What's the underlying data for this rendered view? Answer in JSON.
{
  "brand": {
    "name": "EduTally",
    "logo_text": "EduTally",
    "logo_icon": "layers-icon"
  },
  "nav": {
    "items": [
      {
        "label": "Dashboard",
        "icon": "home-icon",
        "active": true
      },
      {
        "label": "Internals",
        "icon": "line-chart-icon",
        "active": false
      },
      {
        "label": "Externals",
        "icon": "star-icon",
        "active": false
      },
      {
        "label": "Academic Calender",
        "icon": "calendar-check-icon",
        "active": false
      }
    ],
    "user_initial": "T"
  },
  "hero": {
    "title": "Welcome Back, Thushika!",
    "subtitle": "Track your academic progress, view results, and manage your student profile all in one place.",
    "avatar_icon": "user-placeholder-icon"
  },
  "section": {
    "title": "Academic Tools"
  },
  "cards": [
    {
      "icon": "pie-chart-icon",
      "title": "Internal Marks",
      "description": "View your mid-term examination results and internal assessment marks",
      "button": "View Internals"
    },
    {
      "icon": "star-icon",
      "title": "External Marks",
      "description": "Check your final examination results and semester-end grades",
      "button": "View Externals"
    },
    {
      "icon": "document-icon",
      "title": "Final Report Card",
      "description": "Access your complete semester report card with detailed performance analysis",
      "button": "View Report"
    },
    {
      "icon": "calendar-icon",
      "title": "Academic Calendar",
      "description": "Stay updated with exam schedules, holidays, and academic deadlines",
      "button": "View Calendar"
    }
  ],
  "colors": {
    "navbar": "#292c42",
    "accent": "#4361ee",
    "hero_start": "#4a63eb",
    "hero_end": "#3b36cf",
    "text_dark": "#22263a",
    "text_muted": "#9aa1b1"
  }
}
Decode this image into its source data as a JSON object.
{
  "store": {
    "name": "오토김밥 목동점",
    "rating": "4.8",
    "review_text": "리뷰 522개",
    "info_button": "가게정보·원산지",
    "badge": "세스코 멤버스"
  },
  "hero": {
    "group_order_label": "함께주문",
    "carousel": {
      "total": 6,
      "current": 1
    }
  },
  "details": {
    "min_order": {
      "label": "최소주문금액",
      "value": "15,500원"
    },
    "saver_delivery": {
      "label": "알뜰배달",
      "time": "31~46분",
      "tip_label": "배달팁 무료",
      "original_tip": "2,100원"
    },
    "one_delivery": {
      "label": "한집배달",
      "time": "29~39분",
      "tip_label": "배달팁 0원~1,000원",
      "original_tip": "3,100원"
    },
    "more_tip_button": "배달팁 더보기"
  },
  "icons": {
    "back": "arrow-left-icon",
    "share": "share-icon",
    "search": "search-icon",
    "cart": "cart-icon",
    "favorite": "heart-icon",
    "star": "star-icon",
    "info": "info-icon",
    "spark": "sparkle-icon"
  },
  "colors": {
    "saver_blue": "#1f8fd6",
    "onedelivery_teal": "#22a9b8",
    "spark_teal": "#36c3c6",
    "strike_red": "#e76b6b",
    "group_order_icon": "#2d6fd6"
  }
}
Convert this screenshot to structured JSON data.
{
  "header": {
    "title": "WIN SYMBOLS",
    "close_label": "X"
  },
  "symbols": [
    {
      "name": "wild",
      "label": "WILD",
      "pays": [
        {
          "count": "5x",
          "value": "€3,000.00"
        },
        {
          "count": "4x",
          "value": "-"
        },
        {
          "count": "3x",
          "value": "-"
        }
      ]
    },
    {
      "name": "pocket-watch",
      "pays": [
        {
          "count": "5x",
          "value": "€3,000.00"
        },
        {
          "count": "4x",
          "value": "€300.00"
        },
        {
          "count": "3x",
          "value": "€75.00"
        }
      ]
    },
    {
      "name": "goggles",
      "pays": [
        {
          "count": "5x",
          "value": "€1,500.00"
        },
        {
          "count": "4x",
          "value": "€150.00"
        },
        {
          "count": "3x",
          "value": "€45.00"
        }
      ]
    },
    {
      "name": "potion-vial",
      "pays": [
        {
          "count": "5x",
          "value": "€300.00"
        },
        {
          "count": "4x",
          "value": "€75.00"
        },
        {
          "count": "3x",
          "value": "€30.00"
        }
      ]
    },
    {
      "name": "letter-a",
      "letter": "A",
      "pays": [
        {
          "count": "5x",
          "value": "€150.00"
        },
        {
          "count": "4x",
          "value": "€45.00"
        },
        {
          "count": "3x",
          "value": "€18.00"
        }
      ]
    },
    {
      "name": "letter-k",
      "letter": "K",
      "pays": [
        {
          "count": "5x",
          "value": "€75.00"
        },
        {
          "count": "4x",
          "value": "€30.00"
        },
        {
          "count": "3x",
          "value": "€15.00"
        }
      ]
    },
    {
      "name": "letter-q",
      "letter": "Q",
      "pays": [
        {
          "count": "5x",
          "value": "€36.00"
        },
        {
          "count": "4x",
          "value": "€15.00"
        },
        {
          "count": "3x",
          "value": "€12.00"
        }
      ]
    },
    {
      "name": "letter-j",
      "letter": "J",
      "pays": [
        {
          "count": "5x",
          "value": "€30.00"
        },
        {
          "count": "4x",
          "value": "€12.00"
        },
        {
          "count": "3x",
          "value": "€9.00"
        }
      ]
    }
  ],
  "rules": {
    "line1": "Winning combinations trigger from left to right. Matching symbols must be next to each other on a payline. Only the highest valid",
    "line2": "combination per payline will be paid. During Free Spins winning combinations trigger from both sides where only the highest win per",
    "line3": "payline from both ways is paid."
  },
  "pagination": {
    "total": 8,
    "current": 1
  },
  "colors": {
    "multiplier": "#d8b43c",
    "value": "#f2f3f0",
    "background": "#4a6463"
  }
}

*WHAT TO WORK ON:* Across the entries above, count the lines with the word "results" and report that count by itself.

*WORKED SOLUTION:* 3